What the task asks:
Below are some entries. Count how many of their lines include "libblockdev", then give that number only.

Data listing:
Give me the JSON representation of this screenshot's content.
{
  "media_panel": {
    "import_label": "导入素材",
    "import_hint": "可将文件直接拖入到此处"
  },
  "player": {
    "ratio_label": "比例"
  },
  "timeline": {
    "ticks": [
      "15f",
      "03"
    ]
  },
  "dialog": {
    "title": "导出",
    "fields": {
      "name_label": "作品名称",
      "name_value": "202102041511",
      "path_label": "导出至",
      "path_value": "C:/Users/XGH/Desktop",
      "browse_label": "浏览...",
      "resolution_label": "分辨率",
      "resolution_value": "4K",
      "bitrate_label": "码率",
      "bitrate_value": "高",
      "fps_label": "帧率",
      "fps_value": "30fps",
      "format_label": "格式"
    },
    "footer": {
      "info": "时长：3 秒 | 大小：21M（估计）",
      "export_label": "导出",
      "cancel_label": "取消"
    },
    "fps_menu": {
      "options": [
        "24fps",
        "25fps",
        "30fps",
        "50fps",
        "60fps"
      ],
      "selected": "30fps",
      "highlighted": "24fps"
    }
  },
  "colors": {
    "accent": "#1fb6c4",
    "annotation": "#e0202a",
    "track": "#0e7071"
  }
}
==
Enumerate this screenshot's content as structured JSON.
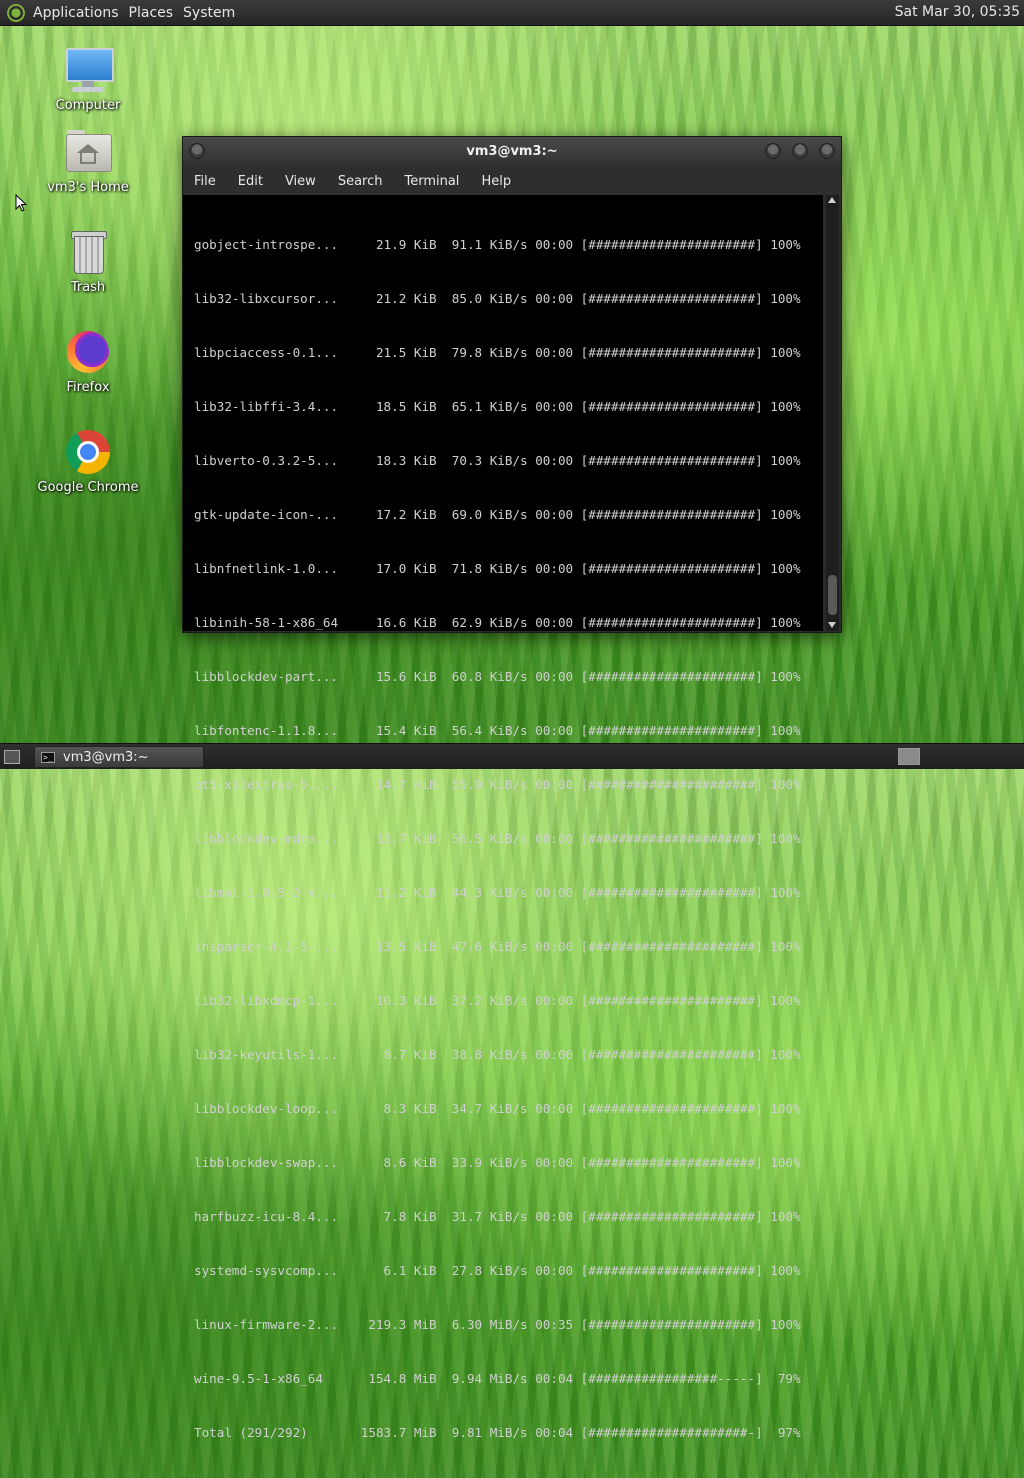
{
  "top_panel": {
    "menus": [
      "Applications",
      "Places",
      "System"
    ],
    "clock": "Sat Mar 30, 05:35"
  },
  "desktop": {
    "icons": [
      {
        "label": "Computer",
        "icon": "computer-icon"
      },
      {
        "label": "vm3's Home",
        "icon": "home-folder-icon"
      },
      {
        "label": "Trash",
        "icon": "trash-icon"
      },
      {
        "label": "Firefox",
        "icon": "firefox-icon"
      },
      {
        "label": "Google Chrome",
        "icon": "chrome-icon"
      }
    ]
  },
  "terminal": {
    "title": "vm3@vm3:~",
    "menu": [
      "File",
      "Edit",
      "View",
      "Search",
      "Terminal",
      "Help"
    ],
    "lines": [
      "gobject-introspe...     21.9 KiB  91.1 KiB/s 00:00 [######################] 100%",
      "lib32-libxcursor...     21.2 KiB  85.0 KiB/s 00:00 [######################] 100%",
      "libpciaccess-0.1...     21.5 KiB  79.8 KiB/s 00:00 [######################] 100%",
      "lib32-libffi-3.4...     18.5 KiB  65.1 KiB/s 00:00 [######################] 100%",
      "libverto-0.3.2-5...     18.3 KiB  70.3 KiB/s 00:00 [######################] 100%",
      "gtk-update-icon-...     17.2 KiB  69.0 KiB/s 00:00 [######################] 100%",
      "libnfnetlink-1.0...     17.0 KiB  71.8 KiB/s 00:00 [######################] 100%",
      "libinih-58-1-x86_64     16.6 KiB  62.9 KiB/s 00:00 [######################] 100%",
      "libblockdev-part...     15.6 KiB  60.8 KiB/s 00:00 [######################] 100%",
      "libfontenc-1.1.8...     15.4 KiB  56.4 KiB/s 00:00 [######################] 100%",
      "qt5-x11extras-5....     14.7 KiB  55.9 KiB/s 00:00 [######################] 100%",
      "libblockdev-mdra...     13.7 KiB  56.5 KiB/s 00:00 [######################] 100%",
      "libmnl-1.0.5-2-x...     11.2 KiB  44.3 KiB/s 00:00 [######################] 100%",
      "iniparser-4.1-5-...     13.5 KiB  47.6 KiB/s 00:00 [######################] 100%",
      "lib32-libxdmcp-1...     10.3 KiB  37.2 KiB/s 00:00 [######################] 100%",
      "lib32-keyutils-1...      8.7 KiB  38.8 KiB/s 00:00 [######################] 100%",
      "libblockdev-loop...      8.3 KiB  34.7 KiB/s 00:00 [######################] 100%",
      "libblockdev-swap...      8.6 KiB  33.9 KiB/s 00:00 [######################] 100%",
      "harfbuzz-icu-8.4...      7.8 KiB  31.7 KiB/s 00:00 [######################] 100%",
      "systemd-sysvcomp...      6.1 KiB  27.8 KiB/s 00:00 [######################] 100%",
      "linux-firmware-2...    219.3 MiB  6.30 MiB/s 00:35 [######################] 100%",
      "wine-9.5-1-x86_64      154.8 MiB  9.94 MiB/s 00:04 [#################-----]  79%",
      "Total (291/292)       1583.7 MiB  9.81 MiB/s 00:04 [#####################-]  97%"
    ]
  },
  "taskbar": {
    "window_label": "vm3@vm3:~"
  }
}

Response to the task:
4